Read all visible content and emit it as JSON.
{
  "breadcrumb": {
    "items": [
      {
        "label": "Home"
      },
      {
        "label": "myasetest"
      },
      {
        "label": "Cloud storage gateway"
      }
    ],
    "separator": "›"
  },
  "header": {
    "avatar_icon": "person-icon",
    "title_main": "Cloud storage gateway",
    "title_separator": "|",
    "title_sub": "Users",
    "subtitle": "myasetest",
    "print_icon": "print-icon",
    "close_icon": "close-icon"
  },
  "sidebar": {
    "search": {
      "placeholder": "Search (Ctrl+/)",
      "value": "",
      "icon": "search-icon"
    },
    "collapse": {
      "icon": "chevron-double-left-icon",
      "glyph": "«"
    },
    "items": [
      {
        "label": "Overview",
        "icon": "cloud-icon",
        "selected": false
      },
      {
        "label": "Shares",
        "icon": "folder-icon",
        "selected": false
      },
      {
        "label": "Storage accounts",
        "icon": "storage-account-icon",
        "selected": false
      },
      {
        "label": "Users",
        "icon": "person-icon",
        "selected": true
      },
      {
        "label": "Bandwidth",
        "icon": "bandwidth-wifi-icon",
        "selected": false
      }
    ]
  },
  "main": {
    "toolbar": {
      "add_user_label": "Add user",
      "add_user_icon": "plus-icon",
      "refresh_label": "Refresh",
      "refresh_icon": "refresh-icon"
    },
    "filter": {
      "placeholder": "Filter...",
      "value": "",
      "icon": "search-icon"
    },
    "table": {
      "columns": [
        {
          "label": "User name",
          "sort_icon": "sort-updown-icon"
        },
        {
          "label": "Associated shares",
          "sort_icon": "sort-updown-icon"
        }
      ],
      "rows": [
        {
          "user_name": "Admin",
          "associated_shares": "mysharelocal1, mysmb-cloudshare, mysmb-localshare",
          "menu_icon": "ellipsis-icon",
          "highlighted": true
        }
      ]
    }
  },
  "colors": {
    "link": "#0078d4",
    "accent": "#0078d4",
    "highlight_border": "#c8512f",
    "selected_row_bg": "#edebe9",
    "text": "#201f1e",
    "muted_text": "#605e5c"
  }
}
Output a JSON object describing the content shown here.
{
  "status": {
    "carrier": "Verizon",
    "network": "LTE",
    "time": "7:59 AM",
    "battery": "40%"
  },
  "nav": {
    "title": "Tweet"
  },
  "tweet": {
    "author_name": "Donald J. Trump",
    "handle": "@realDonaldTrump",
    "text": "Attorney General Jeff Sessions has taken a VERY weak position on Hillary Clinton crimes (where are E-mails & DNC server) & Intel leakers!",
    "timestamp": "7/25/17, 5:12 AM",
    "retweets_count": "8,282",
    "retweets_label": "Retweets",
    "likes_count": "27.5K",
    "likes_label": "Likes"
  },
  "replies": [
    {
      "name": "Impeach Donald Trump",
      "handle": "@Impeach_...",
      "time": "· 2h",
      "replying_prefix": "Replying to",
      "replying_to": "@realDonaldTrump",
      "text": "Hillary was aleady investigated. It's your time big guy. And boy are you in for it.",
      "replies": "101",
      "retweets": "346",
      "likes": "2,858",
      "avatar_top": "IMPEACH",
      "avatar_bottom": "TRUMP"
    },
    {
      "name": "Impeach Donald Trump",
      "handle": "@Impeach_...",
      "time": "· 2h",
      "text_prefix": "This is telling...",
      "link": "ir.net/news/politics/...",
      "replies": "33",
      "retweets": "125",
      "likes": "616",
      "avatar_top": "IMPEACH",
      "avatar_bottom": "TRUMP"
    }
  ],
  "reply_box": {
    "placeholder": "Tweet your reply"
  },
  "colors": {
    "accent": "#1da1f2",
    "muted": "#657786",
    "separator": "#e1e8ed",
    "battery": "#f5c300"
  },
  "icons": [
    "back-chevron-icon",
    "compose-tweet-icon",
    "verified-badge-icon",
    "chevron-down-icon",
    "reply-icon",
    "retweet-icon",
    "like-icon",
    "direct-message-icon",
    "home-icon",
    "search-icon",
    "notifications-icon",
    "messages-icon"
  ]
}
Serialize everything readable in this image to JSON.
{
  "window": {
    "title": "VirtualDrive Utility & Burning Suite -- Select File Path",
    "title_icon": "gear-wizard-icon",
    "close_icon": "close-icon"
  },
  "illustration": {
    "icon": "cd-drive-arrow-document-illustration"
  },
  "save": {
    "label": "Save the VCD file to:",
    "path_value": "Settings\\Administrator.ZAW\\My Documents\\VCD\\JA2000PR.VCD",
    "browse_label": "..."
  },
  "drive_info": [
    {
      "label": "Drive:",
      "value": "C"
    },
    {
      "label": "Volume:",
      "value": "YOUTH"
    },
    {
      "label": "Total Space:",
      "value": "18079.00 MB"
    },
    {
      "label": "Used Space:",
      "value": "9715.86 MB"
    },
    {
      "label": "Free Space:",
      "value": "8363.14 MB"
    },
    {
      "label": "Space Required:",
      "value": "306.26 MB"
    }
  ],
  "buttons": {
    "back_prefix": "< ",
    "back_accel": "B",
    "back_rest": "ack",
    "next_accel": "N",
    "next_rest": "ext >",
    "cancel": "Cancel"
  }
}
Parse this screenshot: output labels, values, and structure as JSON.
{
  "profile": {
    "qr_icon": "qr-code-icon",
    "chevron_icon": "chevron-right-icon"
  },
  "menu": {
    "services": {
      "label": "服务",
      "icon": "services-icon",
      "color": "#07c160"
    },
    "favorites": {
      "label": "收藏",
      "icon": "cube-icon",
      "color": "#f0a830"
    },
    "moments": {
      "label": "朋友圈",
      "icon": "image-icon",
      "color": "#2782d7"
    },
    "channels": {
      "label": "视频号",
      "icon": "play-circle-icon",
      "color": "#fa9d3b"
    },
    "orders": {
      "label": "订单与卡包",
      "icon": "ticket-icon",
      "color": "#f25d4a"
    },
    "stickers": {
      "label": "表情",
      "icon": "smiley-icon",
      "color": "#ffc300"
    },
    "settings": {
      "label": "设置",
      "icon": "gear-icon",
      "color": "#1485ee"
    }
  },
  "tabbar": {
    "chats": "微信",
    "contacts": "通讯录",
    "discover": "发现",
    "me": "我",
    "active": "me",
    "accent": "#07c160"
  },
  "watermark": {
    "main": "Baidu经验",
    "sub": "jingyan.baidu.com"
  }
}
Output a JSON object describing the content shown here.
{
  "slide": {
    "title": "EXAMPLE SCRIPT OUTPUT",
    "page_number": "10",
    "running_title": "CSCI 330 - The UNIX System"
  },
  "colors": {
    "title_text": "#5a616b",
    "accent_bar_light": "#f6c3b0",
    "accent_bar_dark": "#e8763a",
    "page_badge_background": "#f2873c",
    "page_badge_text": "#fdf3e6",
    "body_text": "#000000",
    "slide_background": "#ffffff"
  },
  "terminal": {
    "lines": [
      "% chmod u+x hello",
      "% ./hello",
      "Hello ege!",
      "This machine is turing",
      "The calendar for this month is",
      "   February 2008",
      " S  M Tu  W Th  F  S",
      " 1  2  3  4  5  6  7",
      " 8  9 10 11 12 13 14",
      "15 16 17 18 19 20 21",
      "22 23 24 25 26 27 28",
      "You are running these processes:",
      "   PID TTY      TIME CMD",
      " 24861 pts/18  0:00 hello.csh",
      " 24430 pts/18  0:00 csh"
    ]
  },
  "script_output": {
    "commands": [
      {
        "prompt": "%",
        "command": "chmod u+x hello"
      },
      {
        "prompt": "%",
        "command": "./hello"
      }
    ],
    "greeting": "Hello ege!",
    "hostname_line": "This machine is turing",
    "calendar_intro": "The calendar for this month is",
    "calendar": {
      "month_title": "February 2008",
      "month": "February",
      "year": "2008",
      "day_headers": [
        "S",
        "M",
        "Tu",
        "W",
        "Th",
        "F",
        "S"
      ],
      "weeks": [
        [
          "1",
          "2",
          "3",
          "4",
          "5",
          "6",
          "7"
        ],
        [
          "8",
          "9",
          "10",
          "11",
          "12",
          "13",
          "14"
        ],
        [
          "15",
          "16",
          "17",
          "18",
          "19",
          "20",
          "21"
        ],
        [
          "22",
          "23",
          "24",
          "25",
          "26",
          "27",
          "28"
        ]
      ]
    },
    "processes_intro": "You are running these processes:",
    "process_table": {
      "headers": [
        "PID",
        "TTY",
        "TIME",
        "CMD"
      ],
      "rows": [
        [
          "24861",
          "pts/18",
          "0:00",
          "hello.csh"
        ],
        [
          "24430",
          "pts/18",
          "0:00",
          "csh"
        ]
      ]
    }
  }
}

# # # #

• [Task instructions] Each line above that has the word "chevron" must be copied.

• [Answer space]
      "icon": "chevron-double-left-icon",
    "back-chevron-icon",
    "chevron-down-icon",
    "chevron_icon": "chevron-right-icon"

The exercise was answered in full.